Here are the basic types of racing team trailers:
- Open trailers offer no protection from the elements. The simplest ones are little more than a platform on top of a basic chassis that hitches to a tow vehicle. Because the towed vehicle is exposed to weather and potential hazards, most racing teams avoid using them if their budgets permit. To load a car on one of these trailers, you simply drive up a ramp on the back of the trailer.
- An enclosed bumper-pull trailer connects to a rear-mounted tow hitch on a tow vehicle. The length of these trailers can range from 14 feet (4 meters) to more than 30 feet (9 meters). They may or may not have space set aside as living quarters.
- Gooseneck trailers connect to a special hitch installed in the bed of a pickup truck. They tend to be between 36 and 53 feet (11 to 16 meters) long. The front of the trailer hangs over the back of the tow vehicle. Trailer manufacturers will often design this space as a living area with a bed or as extra storage. Many gooseneck racing trailers have a living area section inside them.
- Semitruck trailers can be more than 50 feet (15 meters) long. Manufacturers may design these trailers to hold more than one car during towing. The front end of the trailer serves as living space. Some trailers have a solid wall separating the living space from the car storage area.

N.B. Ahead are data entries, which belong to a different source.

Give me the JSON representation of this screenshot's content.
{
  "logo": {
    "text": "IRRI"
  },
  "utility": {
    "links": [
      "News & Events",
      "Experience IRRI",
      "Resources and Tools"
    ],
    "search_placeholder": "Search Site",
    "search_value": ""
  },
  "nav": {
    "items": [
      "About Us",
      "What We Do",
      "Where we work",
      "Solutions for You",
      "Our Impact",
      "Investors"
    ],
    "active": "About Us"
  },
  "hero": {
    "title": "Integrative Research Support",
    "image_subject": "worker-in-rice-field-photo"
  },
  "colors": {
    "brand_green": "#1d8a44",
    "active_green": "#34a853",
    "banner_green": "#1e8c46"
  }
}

- Stacker trailers are taller than normal trailers. That's because stacker trailers have two levels inside them. You can store one or two vehicles in the top and another underneath. You move cars to the top level using a hydraulic or cable lift attached to the trailer. These trailers range from 24 to 53 feet (7 to 16 meters) long.
Towing a trailer can be tricky. In the next section we'll look at some basic towing tips.